The success of neuronal cell replacement therapy depends on the ability of transplanted cells to synaptically integrate with host tissue. Complete integration requires that neurons can both send and receive synaptic information, as well as to modify their synaptic strength in response to changes in the cellular behavior of synaptically connected neurons. Due to limited cell tracking and stimulation techniques, previous reports have shown only that transplanted neurons can receive information from host neurons via synaptic stimulation. Thus, no direct evidence exists for their ability to send information to host cells or undergo synaptic plasticity. To test these hypotheses, we propose to use the light-activated Channelrhodopsin-2 (ChR2) ion channel linked to the mCherry fluorophore in human embryonic stem cell (hESC)-derived neurons. Following transplantation of hESC-derived forebrain-patterned neurons to the mouse hippocampus, we will use light stimulation to selectively activate human neurons while recording mouse cells. We hypothesize that light stimulation (and subsequent action potential generation) will give rise to robust synaptic activation of host neurons. Application of various light stimulus protocols will then test whether human neurons can trigger short-term and long-term forms of synaptic plasticity in host cells. In parallel, we will perform similar experiments on mixed cultures of ChR2-expressing and non-expressing hESC-derived neurons. Here, application of light stimulation protocols will test whether hESC-derived neurons can undergo post-synaptic changes required for enduring changes in synaptic efficacy. Together, these data seek to provide evidence of the ability of human neurons to act as a fully functional unit within a neural network in host tissues.

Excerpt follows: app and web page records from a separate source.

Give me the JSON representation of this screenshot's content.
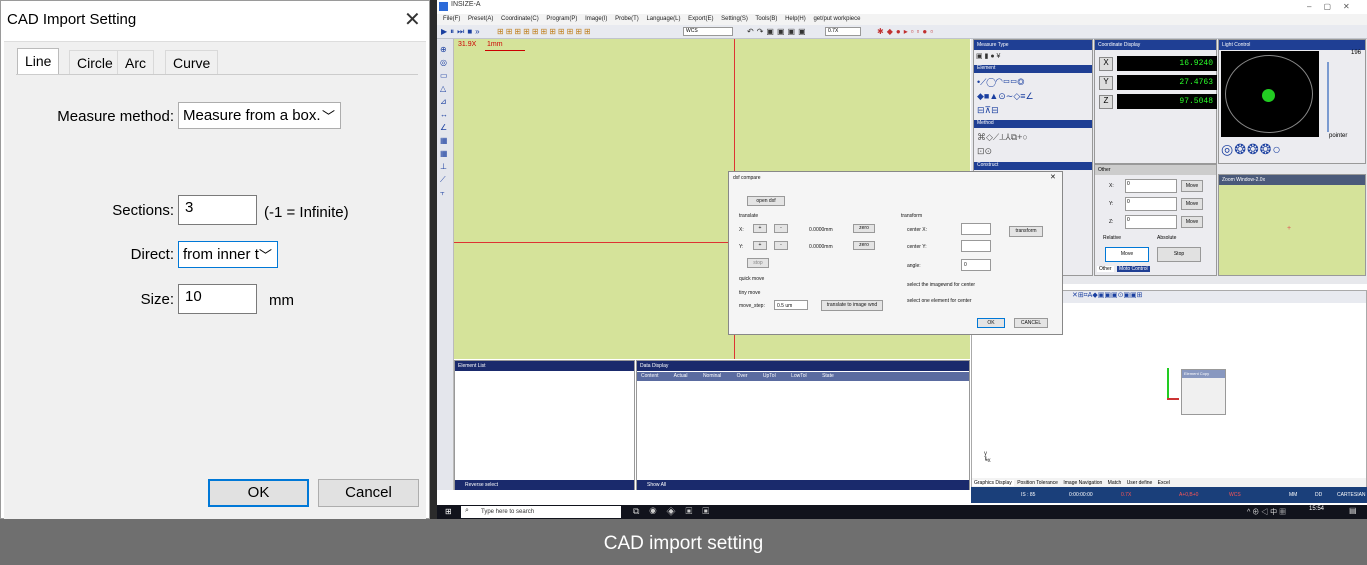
{
  "cad_dialog": {
    "title": "CAD Import Setting",
    "tabs": [
      "Line",
      "Circle",
      "Arc",
      "Curve"
    ],
    "active_tab": "Line",
    "measure_method_label": "Measure method:",
    "measure_method_value": "Measure from a box.",
    "sections_label": "Sections:",
    "sections_value": "3",
    "sections_hint": "(-1 = Infinite)",
    "direct_label": "Direct:",
    "direct_value": "from inner t",
    "size_label": "Size:",
    "size_value": "10",
    "size_unit": "mm",
    "ok_label": "OK",
    "cancel_label": "Cancel"
  },
  "app": {
    "title": "INSIZE-A",
    "menu": [
      "File(F)",
      "Preset(A)",
      "Coordinate(C)",
      "Program(P)",
      "Image(I)",
      "Probe(T)",
      "Language(L)",
      "Export(E)",
      "Setting(S)",
      "Tools(B)",
      "Help(H)",
      "get/put workpiece"
    ],
    "toolbar_combo_1": "WCS",
    "toolbar_combo_2": "0.7X",
    "camera_zoom": "31.9X",
    "camera_scale": "1mm",
    "element_list_title": "Element List",
    "data_display_title": "Data Display",
    "data_columns": [
      "Content",
      "Actual",
      "Nominal",
      "Over",
      "UpTol",
      "LowTol",
      "State"
    ],
    "reverse_select": "Reverse select",
    "show_all": "Show All",
    "measure_type": "Measure Type",
    "element": "Element",
    "method": "Method",
    "construct": "Construct",
    "coordinate_display": "Coordinate Display",
    "x_value": "16.9240",
    "y_value": "27.4763",
    "z_value": "97.5048",
    "unit_glyph": "X/g",
    "light_control": "Light Control",
    "light_value": "196",
    "pointer": "pointer",
    "other_title": "Other",
    "move_x_label": "X:",
    "move_y_label": "Y:",
    "move_z_label": "Z:",
    "move_value": "0",
    "move_btn": "Move",
    "relative": "Relative",
    "absolute": "Absolute",
    "move_big": "Move",
    "stop_big": "Stop",
    "other_tab": "Other",
    "moto_tab": "Moto Control",
    "zoom_window": "Zoom Window-2.0x",
    "element_copy": "Element Copy",
    "bottom_tabs": [
      "Graphics Display",
      "Position Tolerance",
      "Image Navigation",
      "Match",
      "User define",
      "Excel"
    ],
    "status": [
      "IS : 85",
      "0:00:00:00",
      "0.7X",
      "A+0,B+0",
      "WCS",
      "MM",
      "DD",
      "CARTESIAN"
    ],
    "search_placeholder": "Type here to search",
    "clock": "15:54"
  },
  "dxf_dialog": {
    "title": "dxf compare",
    "open_dxf": "open dxf",
    "translate": "translate",
    "x_label": "X:",
    "y_label": "Y:",
    "plus": "+",
    "minus": "-",
    "x_value": "0.0000mm",
    "y_value": "0.0000mm",
    "zero": "zero",
    "stop": "stop",
    "quick_move": "quick move",
    "tiny_move": "tiny move",
    "move_step_label": "move_step:",
    "move_step_value": "0.5 um",
    "translate_image": "translate to image wnd",
    "transform": "transform",
    "center_x": "center X:",
    "center_y": "center Y:",
    "angle": "angle:",
    "angle_value": "0",
    "transform_btn": "transform",
    "select_imagewnd": "select the imagewnd for center",
    "select_element": "select one element for center",
    "ok": "OK",
    "cancel": "CANCEL"
  },
  "caption": "CAD import setting"
}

Successful neuronal cell replacement is thought to rely on the integration of transplanted cells with host tissue via the formation of synaptic connections. Until recently, technical limitations have prevented the determination of whether stem cell-derived neurons can send information to host cells or undergo changes in synaptic efficacy that are necessary for true circuit integration. The proposed research will use the newly characterized light activated Channelrhodopsin-2 in human embryonic cell-derived neurons to regulate the excitability of transplanted neurons to test these hypotheses.